The Argonne team used GREET (The Greenhouse Gases, Regulated Emissions, and Energy Use in Transportation Model, developed at Argonne) for energy and emissions data and modified vehicle models within GREET to explore material substitution effects.
The study focused on primary weight reductions and did not consider secondary weight reductions.
The researchers examined the effects of material substitution on five parts (engine block, door frame, IP beam, rear k-frame, and front steering knuckles) from three different systems (powertrain, body, and chassis), as well as the impact of body lightweighting and chassis lightweighting.
The Argonne team observed several trends from this portion of the analysis:
Steel affords a large potential for weight reduction within the vehicle.

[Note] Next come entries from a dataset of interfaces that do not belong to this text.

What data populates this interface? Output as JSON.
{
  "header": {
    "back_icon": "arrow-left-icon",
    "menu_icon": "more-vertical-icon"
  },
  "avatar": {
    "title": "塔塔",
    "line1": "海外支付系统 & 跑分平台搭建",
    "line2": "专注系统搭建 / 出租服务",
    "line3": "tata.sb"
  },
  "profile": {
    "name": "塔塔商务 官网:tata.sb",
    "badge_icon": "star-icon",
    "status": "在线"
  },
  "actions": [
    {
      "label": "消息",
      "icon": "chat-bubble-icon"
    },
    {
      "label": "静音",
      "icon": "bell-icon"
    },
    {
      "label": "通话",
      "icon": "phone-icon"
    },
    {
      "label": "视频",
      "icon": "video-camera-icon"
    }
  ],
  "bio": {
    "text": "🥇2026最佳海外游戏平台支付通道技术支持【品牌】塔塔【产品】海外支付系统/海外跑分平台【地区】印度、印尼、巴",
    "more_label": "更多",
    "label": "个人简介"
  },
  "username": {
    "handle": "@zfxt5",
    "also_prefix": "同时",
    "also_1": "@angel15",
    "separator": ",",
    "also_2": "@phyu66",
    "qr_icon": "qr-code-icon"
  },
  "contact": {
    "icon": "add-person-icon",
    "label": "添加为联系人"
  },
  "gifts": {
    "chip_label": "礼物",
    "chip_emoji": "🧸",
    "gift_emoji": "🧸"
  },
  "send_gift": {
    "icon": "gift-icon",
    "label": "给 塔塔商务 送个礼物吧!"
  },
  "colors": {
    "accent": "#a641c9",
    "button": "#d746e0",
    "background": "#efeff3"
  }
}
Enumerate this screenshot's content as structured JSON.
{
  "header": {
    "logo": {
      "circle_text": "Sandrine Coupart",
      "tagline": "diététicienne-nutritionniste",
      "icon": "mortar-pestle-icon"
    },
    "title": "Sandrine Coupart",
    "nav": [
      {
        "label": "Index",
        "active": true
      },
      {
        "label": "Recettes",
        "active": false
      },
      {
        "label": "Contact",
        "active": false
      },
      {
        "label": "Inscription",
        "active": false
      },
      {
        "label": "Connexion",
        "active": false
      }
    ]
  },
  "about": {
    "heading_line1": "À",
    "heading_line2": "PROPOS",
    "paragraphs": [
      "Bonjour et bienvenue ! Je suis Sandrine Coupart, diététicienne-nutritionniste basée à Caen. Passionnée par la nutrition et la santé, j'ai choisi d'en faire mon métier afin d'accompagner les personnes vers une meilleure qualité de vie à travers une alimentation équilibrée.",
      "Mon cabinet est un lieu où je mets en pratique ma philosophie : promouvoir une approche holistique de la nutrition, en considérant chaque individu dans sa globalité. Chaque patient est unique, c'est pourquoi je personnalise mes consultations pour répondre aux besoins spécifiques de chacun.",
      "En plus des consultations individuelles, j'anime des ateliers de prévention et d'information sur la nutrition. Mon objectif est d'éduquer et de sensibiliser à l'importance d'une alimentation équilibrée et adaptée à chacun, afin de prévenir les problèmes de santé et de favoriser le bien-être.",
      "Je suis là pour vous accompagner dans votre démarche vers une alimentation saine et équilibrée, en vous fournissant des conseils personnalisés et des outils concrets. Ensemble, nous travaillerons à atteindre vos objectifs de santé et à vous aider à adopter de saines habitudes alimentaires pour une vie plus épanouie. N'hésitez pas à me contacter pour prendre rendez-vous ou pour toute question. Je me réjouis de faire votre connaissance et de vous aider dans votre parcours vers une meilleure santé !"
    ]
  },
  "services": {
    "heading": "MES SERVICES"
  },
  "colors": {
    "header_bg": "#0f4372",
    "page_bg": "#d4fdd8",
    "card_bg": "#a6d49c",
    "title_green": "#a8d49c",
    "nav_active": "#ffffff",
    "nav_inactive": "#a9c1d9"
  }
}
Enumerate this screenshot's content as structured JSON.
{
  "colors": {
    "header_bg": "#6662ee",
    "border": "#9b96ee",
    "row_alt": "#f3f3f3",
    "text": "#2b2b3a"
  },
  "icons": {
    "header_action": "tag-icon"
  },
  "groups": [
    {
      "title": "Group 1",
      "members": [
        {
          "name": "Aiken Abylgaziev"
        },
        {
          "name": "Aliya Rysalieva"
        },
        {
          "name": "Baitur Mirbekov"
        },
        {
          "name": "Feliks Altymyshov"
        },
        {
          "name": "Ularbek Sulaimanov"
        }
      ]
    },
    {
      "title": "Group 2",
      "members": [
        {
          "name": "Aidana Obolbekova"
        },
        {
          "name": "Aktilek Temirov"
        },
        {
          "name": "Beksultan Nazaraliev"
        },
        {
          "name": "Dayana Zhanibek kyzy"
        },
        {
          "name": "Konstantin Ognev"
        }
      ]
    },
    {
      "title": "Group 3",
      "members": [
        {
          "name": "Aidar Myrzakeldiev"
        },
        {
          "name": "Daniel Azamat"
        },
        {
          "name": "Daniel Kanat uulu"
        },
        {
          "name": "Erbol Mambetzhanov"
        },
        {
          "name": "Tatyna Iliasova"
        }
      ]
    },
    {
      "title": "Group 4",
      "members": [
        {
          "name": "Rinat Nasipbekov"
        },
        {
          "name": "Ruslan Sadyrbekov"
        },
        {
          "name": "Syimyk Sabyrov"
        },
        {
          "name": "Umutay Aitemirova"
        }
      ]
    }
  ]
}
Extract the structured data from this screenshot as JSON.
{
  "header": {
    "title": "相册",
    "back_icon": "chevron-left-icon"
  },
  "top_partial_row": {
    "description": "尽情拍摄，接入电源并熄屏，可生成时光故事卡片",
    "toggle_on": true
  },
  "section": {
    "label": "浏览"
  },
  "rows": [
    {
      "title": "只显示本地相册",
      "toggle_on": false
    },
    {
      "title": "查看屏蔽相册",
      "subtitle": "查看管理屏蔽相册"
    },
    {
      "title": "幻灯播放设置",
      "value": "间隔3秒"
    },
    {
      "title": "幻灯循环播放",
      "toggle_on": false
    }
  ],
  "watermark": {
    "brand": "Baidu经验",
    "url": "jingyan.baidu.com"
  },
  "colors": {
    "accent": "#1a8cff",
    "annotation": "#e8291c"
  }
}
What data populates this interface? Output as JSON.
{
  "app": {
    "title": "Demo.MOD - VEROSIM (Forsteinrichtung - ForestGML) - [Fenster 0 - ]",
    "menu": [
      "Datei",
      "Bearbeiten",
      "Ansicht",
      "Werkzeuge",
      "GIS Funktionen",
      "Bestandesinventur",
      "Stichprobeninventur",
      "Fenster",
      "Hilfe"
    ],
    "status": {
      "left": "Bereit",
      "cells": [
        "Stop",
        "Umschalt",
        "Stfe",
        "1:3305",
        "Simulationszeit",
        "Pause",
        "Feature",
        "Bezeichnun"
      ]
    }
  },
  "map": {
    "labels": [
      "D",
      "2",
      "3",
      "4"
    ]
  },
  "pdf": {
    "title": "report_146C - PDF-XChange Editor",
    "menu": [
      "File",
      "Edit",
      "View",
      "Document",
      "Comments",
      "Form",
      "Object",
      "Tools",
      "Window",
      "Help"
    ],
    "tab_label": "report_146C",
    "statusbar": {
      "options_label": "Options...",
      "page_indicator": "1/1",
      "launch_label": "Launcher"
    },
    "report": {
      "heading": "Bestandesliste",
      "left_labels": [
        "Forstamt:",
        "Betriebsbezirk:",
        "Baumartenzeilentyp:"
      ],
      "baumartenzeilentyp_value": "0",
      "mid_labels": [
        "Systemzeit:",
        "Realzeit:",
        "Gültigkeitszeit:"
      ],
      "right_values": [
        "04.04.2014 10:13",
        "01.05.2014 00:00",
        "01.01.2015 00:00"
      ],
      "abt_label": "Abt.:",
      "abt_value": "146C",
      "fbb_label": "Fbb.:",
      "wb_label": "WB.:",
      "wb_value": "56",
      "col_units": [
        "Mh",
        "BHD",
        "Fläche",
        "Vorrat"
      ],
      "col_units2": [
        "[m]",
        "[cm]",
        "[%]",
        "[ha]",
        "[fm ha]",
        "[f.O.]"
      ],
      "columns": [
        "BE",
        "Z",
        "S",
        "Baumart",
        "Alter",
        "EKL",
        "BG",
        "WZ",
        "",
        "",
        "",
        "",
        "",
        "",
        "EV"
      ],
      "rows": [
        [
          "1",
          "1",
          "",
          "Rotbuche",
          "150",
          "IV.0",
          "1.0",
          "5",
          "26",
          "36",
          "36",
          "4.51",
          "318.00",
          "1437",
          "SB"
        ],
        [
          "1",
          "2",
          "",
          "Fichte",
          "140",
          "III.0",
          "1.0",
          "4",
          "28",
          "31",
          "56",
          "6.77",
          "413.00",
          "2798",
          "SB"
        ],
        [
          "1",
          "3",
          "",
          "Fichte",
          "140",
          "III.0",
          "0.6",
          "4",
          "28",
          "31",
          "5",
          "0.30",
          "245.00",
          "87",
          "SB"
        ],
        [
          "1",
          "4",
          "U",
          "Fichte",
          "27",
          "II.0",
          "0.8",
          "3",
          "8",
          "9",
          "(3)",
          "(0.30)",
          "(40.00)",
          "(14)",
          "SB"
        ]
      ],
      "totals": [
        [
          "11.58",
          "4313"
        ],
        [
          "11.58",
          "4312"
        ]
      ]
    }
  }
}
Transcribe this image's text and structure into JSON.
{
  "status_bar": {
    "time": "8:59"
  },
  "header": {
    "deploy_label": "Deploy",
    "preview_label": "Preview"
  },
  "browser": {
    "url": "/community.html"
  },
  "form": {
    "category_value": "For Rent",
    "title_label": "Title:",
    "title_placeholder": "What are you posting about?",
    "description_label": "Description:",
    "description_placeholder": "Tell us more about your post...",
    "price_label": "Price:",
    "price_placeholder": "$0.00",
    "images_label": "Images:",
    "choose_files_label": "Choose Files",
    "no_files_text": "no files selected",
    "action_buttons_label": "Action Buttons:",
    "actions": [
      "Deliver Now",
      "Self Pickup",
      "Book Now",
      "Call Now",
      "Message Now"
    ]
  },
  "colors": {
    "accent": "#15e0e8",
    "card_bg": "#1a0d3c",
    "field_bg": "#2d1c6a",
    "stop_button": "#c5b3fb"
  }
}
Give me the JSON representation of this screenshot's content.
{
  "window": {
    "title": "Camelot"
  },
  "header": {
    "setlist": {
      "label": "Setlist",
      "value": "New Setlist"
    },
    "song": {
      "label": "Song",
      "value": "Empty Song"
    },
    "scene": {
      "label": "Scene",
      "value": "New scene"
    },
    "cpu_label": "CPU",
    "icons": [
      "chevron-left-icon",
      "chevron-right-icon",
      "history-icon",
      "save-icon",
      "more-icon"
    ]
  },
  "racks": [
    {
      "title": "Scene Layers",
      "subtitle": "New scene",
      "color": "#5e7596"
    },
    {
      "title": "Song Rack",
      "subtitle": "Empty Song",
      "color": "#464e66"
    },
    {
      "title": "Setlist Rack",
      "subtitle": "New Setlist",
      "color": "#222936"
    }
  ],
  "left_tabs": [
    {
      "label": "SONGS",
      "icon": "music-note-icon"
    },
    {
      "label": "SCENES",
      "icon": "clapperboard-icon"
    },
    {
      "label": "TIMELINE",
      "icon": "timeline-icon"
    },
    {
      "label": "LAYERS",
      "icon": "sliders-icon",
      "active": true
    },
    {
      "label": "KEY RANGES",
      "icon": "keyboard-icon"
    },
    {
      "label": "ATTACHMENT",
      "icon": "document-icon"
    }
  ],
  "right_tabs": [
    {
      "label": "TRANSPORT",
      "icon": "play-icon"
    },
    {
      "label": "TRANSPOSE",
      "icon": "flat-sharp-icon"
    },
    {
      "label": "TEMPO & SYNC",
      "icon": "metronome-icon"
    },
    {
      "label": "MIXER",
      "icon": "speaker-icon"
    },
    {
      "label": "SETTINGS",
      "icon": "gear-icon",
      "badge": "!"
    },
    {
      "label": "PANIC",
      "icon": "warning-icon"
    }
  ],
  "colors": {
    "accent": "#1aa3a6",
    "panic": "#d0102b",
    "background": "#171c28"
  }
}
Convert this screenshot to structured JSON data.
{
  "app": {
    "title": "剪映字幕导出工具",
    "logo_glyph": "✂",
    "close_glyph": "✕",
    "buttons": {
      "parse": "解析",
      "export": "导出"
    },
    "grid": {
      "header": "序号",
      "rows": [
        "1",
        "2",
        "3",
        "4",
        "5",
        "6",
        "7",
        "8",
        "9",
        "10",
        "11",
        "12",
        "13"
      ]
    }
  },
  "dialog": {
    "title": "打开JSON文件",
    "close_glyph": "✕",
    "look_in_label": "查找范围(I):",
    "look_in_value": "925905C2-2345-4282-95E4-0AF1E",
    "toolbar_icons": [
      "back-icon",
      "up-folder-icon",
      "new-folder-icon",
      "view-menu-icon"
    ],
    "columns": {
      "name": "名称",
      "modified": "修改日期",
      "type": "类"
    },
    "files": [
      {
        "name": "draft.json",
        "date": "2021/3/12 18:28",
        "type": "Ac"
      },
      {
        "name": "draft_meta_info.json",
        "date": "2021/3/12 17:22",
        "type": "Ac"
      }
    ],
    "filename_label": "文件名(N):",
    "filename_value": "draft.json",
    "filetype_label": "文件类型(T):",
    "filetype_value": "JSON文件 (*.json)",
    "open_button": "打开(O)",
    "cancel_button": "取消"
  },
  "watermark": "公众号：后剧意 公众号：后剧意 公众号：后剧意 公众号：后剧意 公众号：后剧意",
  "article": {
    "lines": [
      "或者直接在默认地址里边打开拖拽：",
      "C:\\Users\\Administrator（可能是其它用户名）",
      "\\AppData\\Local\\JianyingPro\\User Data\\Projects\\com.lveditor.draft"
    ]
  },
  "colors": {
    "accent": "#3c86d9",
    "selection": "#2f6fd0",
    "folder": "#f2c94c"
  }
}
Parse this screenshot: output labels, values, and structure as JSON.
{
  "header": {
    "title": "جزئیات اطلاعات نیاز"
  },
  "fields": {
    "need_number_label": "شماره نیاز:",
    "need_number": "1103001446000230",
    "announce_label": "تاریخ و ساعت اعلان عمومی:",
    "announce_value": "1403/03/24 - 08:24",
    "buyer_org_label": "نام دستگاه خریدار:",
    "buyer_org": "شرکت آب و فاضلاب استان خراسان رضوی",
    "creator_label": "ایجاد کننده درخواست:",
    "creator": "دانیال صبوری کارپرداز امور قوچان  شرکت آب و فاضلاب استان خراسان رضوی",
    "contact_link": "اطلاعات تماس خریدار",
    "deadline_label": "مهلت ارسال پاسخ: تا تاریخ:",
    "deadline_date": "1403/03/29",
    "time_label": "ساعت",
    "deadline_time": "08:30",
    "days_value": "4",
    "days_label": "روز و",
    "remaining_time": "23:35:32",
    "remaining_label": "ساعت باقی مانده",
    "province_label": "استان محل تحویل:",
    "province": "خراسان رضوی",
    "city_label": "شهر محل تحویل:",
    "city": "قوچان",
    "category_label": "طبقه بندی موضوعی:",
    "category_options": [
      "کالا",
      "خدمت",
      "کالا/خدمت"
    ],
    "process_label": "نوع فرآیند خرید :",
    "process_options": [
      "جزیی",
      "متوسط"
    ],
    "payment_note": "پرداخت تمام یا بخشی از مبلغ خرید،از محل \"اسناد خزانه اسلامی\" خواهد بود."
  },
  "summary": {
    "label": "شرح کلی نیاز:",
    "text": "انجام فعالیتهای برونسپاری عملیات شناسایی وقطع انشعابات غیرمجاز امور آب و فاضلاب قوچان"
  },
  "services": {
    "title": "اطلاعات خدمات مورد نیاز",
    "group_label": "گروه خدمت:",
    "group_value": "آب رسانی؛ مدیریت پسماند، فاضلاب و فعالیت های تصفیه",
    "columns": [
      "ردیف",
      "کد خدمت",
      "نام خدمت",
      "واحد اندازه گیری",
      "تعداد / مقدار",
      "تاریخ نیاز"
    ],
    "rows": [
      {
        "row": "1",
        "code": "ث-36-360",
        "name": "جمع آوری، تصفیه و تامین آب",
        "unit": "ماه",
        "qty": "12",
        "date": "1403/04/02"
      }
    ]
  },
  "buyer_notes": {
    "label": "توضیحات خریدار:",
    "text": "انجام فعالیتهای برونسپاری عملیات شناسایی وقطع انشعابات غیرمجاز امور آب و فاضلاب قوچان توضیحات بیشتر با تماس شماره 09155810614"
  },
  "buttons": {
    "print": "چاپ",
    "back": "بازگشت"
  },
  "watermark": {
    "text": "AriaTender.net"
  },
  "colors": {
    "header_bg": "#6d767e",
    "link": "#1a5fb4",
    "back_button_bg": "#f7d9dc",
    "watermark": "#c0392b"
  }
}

Replacing steel with HSS and AHSS yields both mass and vehicle-cycle GHG emissions reductions. This is due to essentially a source reduction, since HSS and AHSS GHG emissions intensities are equal to steel’s.
Cast aluminum enables reductions in vehicle weight and vehicle-cycle GHG emissions, while wrought aluminum reduces weight but increases vehicle-cycle GHG emissions. The difference in vehicle-cycle GHG emission changes between cast and wrought aluminum is due to the high amount of recycled content used within cast aluminum vs the lower recycled content of wrought aluminum.
As with wrought aluminum, replacing steel with CFRP and magnesium allows appreciable weight reductions, but at the cost of increased vehicle-cycle GHG emissions.
The researchers then examined fuel-cycle GHG reductions from lightweighting. In their study, FRV denotes the fuel reduction value for a weight change only and FRV* denotes a reduction value for weight change and powertrain adjustment to maintain the same performance.
They found that the breakeven substitution ratio (the mass ratio of the new material to the old material) increases as driven distance increases. This basically means that the further a vehicle is expected to be driven, the higher the substitution ratio can be in order to achieve a GHG payback. Also, as FRV increases the breakeven substitution ratio increases.
Increasing FRV increases the breakeven substitution ratio, below which a GHG benefit will be achieved over the course of a 260,000 km vehicle lifetime. Compared to the literature, many material pairs, such as cast iron to cast aluminum, indicate that the breakeven substitution ratios for d = 260k km is higher than, or within, the literature ratio ranges. However, we see that changing from cast aluminum to cast magnesium, for an FRV of 0.15 L/(100 km·100 kg), would require a substitution ratio below that which has thus been reported in the literature, indicating that the vehicle would need to be driven beyond the proposed 260,000 km to achieve breakeven GHGs for that FRV.—Kelly et al.
Jarod C. Kelly, John L. Sullivan, Andrew Burnham, and Amgad Elgowainy (2015) “Impacts of Vehicle Weight Reduction via Material Substitution on Life-Cycle Greenhouse Gas Emissions” Environmental Science & Technology doi: 10.1021/acs.est.5b03192